The fulfilment of the old covenant’s promises regarding God’s city Jerusalem and Mount Zion has to do with “a better country – a heavenly one”. Paul writes, “The present city of Jerusalem … is in slavery with her children. But the Jerusalem that is above is free, and she is our mother” (Gal. 4:25-26). This Mount Zion or Jerusalem which according the epistle to the Hebrews is the fulfilment of the prophetic promises is “the heavenly Jerusalem, the city of the living God … the church of the firstborn, whose names are written in heaven” (Heb. 12:22-23). All who receive and trust in the Messiah and his work of redemption, wherever they may live, have come to this true Zion which is called the highest and most prominent of all mountains. This mountain “shall stand firm” (Hebrew: nakon, “unmovable”, „fest gegründet“) (Isa. 2:2).
Erlandsson suggested that the time when mount Zion and Jerusalem are to be raised up is at the coming of the Messiah and his Kingdom. He wrote:
Mount Zion and its temple refer to the Messiah and his Kingdom. Through the coming of the Messiah the promise of blessing “for all peoples on earth” first made to Abraham is fulfilled (Gen. 12:3). Not only a remnant of the earthly Israel will come to the Messiah and receive “the word of the LORD” from him and from his true people. Nay, rather “all nations will stream to it” – to that mountain which is stable and stationary and eternal, the highest and foremost of all mountains. “God promised that he would send his Messiah and that the Messiah’s work would become the most important epoch in the history of Judah and Jerusalem. Because of the fulfilment, the Lord would draw all nations to come and learn of his love for sinners.” And when Christ returns all believers, wherever they live in this world, will be gathered to the new Jerusalem.
Is this correct? Does Isaiah’s prophecy mean that Jerusalem and mount Zion are yet to be raised up? Hebrews 12:22-24 speaks of the heavenly Jerusalem; it is already up in heaven. All believers come to it.
But ye are come unto mount Sion, and unto the city of the living God, the heavenly Jerusalem, and to an innumerable company of angels, To the general assembly and church of the firstborn, which are written in heaven, and to God the Judge of all, and to the spirits of just men made perfect, And to Jesus the mediator of the new covenant, and to the blood of sprinkling, that speaketh better things than that of Abel.
In Revelation 21, John describes the heavenly Jerusalem descending from heaven to the earth.
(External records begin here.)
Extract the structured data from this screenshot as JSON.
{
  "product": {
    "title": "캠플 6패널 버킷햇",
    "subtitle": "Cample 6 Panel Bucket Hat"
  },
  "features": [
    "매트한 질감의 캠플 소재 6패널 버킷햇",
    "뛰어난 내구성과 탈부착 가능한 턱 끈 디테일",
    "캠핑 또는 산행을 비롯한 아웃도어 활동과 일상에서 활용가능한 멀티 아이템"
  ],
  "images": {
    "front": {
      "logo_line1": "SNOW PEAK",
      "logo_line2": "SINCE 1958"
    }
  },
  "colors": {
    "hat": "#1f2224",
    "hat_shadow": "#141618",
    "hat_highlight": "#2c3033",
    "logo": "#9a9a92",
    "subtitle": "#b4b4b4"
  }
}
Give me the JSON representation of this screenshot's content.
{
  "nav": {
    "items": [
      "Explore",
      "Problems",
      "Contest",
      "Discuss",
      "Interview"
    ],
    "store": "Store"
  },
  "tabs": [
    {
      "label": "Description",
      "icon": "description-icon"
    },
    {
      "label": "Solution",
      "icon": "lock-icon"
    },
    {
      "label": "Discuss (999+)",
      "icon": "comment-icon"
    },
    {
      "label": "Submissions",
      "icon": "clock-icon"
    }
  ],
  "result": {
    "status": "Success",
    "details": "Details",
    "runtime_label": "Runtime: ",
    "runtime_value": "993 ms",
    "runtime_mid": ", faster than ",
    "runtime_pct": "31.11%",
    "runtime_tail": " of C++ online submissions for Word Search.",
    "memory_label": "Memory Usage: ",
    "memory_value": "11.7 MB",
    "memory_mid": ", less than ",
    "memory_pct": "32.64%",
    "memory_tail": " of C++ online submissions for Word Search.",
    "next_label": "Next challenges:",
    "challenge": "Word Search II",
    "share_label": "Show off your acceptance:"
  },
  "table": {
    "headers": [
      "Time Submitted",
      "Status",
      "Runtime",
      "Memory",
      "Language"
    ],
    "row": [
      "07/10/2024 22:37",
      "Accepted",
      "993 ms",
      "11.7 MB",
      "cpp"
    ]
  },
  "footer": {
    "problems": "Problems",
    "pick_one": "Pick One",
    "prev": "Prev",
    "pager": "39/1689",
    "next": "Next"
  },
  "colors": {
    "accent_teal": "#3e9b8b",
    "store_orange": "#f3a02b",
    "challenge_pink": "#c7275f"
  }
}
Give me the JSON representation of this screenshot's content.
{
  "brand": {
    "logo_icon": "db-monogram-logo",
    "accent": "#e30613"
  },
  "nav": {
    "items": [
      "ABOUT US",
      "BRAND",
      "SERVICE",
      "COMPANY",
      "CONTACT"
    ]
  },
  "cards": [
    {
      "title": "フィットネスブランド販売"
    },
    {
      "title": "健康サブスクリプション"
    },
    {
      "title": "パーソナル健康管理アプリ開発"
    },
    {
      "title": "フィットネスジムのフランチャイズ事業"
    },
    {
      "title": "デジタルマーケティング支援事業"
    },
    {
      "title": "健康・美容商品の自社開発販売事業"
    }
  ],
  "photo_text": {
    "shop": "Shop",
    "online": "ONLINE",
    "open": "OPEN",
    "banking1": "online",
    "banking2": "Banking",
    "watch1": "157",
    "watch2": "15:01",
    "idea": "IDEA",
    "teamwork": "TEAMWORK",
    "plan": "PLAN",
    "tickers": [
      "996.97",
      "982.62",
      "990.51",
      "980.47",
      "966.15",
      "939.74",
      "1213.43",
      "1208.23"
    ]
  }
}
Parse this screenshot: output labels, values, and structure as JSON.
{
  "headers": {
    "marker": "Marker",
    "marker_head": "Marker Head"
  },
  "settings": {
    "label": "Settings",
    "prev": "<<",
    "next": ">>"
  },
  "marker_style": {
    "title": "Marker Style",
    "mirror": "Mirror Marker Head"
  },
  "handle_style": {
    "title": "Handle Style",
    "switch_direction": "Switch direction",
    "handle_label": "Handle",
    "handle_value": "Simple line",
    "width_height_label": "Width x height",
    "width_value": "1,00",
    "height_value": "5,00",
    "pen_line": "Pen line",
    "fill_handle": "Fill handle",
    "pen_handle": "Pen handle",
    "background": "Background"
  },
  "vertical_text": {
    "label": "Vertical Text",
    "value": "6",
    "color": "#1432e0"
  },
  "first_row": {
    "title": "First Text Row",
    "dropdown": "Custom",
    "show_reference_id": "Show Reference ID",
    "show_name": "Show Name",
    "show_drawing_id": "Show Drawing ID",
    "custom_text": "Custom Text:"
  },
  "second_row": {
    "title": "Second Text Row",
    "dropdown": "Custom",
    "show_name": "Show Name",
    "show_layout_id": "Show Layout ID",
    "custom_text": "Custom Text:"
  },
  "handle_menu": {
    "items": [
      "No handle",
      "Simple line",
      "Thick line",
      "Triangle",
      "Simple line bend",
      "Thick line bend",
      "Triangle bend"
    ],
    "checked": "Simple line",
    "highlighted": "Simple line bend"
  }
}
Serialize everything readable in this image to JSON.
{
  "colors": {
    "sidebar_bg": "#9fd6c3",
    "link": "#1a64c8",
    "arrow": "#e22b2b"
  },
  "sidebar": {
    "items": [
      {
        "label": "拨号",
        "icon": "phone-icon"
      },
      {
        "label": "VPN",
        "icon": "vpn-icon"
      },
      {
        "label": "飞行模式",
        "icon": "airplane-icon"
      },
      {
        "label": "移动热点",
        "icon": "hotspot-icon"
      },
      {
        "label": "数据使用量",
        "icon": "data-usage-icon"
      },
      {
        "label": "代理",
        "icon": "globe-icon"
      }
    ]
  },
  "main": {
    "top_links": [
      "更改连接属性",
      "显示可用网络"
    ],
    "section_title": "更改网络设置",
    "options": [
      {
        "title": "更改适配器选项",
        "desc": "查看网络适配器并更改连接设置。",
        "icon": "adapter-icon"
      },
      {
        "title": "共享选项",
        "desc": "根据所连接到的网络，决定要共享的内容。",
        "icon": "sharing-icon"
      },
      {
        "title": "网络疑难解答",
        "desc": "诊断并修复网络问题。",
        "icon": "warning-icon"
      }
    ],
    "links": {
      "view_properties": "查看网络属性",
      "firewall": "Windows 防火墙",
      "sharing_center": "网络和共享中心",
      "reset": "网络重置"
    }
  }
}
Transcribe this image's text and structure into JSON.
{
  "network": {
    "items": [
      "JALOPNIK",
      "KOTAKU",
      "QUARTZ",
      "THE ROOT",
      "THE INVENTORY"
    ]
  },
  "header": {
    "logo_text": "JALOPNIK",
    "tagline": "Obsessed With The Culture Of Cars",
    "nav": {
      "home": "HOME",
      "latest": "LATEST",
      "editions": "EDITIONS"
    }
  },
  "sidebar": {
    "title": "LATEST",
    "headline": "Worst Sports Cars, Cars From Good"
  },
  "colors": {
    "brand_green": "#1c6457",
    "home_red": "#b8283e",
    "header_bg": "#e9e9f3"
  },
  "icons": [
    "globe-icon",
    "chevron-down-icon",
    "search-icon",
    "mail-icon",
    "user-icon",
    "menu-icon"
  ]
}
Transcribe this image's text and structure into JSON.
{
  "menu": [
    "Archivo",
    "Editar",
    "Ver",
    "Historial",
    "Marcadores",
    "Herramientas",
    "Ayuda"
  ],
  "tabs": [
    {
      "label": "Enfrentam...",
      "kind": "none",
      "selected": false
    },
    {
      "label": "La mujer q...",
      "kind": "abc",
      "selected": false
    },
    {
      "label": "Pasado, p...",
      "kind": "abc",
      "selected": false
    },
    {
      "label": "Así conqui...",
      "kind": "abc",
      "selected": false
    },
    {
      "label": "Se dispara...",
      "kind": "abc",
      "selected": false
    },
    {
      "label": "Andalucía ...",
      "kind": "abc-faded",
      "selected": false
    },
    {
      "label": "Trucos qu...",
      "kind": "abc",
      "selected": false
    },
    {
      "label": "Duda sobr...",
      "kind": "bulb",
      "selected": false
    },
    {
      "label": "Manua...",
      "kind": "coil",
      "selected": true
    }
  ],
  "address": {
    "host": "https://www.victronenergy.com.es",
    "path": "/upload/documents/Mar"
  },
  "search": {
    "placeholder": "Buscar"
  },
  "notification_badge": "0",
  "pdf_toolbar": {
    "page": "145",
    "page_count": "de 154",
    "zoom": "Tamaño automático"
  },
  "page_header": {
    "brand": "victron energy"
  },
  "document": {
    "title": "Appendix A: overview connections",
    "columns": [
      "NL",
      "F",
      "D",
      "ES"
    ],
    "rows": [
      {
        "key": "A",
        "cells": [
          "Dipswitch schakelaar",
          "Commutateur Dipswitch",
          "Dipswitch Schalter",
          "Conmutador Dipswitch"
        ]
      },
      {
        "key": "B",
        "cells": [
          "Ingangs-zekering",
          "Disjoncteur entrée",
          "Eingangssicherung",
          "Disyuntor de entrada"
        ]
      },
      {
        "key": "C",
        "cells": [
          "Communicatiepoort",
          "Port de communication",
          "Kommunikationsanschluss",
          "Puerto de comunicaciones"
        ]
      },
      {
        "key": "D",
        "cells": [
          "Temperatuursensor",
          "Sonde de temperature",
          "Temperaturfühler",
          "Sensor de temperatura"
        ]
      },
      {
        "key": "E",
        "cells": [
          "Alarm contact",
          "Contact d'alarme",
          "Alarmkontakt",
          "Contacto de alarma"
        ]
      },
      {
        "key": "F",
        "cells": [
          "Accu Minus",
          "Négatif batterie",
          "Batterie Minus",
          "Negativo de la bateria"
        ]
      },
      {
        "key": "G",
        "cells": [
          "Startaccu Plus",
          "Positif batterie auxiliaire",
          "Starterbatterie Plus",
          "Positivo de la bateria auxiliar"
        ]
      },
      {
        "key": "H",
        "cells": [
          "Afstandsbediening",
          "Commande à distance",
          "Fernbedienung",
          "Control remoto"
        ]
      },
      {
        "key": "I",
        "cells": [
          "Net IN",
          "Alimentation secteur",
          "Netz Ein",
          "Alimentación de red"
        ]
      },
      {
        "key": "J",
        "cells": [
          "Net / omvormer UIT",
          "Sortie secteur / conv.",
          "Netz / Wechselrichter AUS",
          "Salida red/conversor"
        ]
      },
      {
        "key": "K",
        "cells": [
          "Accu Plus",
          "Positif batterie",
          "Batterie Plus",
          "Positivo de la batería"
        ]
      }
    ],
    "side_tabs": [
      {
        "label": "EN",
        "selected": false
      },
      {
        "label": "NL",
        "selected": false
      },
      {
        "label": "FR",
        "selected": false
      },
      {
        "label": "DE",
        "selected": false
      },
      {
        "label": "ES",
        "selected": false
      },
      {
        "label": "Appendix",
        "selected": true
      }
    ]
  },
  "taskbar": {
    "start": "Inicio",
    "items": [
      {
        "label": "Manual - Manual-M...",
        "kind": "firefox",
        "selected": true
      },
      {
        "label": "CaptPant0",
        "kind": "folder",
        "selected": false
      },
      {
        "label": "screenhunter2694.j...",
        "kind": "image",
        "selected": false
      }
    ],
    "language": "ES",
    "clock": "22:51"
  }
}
If Isaiah 2:2-3 applies when Christ returns, it would appear to contradict what John wrote:
And he carried me away in the spirit to a great and high mountain, and shewed me that great city, the holy Jerusalem, descending out of heaven from God,
The difficulty vanishes if Jerusalem was raised up as Isaiah 2:3 foretold, in New Testament times, when Jesus ascended to heaven. John said that he saw no temple in the heavenly city; “for the Lord God Almighty and the Lamb are the temple of it.” [Revelation 21:22] The heavenly city John described is the church that Christ is building in the present age. At Christ’s coming at the end of the age the city descends to the earth. Jesus together with all his saints come to establish his reign in the earth, bringing salvation.
1. Seth Erlandsson. Exegetical Study of Isaiah 2:1-4 – The Prophecy and its Fulfilment. Wisconsin Lutheran Quarterly vol. 104/4 (Fall 2007).